Going line by line through the records below, count those with the word "data" and give only the count.
■ ■ ■
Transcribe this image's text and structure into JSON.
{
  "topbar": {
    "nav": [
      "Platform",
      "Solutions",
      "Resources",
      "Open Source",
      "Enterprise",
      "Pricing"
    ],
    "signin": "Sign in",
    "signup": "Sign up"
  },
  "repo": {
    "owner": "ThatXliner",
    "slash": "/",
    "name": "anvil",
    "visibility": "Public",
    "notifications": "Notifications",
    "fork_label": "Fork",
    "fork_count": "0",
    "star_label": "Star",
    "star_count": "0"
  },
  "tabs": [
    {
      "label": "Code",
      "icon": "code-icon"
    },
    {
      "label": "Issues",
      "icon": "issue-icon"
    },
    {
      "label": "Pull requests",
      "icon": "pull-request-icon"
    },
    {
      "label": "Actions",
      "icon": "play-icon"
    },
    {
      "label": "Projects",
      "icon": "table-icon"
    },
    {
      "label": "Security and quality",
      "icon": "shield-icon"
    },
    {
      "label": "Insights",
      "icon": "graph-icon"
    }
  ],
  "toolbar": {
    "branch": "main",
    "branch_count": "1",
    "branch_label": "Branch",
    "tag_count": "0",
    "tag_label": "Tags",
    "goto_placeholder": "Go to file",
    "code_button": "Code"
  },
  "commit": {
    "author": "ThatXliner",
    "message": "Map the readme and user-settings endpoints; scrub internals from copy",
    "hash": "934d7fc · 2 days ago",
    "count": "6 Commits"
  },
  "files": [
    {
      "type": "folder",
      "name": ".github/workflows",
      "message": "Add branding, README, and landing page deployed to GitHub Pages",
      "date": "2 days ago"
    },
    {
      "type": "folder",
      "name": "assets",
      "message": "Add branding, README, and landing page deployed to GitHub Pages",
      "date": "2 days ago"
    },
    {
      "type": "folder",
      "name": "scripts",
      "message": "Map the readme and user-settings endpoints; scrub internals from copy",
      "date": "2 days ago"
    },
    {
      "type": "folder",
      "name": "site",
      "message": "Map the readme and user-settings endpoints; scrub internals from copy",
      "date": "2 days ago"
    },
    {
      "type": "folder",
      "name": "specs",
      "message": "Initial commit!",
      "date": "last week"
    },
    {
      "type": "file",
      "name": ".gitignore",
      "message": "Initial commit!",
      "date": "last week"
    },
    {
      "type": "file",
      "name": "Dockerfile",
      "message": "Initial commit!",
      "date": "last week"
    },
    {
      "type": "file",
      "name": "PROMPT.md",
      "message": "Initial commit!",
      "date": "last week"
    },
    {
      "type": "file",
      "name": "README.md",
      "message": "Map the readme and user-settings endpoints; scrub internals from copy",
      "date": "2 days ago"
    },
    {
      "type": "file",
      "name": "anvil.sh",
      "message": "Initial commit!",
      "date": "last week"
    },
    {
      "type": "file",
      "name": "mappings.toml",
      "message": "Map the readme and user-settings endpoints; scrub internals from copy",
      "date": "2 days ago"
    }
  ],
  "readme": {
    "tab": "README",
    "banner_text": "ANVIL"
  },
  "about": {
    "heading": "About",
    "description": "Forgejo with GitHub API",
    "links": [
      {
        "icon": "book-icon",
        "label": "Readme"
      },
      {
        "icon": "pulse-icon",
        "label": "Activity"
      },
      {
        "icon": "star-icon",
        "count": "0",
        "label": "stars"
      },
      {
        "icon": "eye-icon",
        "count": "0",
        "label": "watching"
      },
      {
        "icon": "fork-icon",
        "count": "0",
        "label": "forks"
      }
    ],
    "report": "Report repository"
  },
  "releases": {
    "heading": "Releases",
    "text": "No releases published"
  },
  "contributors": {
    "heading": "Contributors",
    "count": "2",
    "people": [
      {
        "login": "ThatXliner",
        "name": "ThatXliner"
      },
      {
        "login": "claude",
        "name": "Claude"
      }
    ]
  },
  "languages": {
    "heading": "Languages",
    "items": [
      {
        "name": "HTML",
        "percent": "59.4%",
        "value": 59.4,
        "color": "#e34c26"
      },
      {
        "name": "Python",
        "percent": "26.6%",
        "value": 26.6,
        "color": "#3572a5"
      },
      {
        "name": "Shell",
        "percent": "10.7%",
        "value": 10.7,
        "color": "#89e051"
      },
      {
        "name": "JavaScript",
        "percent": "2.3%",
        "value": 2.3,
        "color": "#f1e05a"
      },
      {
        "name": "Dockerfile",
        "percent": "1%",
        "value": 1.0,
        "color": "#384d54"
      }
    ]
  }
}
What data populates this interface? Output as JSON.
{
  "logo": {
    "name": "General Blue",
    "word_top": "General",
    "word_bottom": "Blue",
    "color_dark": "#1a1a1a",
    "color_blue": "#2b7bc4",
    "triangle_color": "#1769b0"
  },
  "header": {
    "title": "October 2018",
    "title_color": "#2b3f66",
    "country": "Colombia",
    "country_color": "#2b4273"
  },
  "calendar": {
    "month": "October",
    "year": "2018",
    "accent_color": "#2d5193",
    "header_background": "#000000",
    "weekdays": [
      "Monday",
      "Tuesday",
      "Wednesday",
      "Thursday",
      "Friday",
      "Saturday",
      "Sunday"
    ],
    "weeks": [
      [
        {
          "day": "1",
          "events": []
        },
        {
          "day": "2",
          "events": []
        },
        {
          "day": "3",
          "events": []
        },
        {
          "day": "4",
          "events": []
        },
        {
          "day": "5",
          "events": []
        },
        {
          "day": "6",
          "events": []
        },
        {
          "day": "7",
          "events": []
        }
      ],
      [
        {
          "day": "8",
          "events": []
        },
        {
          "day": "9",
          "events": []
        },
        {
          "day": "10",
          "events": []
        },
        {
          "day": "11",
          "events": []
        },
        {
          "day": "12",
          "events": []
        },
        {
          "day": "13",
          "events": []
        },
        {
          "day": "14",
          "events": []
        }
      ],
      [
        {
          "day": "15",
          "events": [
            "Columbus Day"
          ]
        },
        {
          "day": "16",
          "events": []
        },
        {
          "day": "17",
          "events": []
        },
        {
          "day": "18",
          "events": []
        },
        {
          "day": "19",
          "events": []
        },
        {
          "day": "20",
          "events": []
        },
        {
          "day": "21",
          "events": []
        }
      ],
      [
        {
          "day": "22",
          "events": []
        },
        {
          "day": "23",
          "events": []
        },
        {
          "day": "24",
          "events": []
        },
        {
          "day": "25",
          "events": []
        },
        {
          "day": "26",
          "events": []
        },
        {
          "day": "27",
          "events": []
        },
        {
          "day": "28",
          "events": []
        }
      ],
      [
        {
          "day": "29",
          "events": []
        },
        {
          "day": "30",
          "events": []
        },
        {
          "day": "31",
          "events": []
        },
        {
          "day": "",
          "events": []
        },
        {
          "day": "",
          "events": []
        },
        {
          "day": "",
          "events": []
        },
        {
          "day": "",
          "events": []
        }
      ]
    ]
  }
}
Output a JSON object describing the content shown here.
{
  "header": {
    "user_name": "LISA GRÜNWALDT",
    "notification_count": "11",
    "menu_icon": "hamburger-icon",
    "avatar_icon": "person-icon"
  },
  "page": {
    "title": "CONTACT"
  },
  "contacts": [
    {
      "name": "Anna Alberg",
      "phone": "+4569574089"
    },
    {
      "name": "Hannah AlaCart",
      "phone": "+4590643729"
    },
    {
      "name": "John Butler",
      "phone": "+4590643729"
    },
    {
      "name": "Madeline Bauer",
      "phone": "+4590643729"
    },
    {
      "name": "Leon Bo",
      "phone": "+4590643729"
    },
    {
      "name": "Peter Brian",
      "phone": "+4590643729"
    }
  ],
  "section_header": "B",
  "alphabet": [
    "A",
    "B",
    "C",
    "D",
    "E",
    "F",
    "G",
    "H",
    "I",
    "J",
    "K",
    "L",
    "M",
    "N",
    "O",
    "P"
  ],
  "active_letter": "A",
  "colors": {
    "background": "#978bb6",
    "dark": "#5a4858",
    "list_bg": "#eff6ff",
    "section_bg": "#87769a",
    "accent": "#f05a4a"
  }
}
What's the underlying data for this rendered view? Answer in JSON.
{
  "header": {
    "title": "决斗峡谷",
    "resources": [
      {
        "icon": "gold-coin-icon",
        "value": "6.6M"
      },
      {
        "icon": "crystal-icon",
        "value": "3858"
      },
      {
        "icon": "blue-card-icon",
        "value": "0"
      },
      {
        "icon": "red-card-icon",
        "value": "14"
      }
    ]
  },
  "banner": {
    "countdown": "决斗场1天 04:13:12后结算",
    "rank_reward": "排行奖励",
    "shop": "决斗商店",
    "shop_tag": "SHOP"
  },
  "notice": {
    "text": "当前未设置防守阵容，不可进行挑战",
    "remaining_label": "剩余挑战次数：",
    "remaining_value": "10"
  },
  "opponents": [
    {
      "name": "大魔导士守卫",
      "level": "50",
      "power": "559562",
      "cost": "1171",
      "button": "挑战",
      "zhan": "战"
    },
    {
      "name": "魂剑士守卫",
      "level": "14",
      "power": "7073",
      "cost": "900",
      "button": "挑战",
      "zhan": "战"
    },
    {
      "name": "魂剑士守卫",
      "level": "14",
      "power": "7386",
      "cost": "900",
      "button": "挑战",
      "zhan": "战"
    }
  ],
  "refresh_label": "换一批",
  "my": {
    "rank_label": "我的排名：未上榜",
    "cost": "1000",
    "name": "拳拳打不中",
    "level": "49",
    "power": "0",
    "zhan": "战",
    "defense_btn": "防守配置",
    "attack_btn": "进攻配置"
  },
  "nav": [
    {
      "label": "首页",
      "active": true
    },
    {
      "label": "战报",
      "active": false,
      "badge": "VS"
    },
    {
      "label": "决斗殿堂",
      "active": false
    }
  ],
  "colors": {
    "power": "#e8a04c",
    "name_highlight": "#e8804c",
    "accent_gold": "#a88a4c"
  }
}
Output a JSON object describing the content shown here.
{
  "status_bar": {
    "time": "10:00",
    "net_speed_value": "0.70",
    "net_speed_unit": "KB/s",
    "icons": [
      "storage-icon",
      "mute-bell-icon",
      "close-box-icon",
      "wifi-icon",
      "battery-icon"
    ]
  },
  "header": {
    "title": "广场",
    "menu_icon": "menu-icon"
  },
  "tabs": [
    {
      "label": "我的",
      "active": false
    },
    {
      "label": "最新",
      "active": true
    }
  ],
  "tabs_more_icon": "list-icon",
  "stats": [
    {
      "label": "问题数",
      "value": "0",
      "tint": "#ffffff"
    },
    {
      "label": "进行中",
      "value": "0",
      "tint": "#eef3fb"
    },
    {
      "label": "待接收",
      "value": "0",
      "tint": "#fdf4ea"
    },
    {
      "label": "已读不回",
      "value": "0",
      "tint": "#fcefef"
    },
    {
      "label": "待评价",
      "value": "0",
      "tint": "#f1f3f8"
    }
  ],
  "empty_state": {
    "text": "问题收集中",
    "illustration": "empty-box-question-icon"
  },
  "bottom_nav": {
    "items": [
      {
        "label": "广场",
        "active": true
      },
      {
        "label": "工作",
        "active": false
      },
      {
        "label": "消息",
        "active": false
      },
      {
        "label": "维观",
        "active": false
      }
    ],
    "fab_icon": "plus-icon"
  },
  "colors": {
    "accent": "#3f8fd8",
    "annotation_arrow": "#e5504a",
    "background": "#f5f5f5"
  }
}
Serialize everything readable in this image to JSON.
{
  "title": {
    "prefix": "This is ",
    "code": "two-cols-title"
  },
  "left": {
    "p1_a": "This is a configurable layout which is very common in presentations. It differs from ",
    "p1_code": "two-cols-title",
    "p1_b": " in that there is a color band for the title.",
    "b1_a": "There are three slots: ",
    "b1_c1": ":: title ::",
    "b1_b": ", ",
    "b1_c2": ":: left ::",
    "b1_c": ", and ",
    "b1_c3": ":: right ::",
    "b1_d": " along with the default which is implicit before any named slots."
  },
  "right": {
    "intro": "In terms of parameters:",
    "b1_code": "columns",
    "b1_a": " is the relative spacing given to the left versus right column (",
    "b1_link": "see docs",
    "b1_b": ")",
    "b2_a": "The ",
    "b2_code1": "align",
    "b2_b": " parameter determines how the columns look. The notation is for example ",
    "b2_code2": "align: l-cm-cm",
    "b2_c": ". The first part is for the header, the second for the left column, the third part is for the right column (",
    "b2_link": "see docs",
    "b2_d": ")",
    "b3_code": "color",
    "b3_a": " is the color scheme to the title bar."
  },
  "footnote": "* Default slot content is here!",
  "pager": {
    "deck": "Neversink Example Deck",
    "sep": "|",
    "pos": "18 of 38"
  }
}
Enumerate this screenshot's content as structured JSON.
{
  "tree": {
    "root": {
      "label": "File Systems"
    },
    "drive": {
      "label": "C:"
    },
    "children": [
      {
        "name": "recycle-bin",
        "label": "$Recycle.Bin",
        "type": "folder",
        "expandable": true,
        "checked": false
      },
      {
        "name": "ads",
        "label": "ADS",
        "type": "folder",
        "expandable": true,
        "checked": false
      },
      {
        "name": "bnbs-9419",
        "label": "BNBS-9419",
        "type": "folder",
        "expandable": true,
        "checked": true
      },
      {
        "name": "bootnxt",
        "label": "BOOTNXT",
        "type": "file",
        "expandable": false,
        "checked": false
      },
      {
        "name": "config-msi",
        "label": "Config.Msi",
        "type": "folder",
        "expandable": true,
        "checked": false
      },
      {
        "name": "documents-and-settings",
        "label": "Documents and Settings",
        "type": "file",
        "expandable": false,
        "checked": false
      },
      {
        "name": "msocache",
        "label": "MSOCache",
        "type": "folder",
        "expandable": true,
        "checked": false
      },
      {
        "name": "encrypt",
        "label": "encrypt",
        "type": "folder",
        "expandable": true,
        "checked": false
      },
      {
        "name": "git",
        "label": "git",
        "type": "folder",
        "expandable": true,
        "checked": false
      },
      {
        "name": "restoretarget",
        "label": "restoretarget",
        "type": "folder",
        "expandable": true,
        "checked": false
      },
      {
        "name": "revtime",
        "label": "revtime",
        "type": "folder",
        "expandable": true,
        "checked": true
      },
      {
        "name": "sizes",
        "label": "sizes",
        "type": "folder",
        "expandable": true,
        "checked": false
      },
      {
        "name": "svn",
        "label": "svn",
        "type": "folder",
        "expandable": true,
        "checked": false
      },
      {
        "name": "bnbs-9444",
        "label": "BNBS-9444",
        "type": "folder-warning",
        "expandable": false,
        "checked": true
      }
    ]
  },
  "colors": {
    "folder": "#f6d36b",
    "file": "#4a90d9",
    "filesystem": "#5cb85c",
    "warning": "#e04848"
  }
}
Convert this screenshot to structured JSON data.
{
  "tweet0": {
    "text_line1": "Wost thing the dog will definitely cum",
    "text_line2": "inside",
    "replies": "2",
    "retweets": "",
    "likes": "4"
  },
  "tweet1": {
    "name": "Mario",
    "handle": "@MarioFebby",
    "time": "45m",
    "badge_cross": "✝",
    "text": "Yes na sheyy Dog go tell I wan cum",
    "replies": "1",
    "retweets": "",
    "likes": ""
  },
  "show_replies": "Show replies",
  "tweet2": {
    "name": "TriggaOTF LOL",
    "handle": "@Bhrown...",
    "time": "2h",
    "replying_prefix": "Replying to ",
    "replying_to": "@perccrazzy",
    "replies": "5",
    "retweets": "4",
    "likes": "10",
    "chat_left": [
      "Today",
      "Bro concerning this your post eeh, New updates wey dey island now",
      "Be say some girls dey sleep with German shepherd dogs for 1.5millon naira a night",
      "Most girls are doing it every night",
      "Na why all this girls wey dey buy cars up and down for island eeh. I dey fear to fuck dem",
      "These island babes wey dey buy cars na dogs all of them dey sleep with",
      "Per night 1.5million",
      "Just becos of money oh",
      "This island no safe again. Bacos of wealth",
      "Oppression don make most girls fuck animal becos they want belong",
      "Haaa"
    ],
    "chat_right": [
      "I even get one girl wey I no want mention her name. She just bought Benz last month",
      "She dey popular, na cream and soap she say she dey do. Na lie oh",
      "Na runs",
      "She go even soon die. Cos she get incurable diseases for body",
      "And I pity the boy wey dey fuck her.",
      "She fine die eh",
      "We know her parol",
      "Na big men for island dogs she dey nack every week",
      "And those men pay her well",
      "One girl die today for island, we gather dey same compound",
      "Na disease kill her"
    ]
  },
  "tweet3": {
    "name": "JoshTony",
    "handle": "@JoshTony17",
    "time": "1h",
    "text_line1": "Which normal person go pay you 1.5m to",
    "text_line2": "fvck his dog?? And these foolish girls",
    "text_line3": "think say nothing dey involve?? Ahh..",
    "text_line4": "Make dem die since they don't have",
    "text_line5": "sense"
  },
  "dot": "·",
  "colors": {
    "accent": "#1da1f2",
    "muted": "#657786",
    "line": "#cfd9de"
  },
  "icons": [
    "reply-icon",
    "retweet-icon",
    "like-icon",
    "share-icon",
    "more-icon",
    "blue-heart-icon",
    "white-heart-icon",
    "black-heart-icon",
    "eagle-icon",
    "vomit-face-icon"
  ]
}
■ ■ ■
# Exercise answer:
3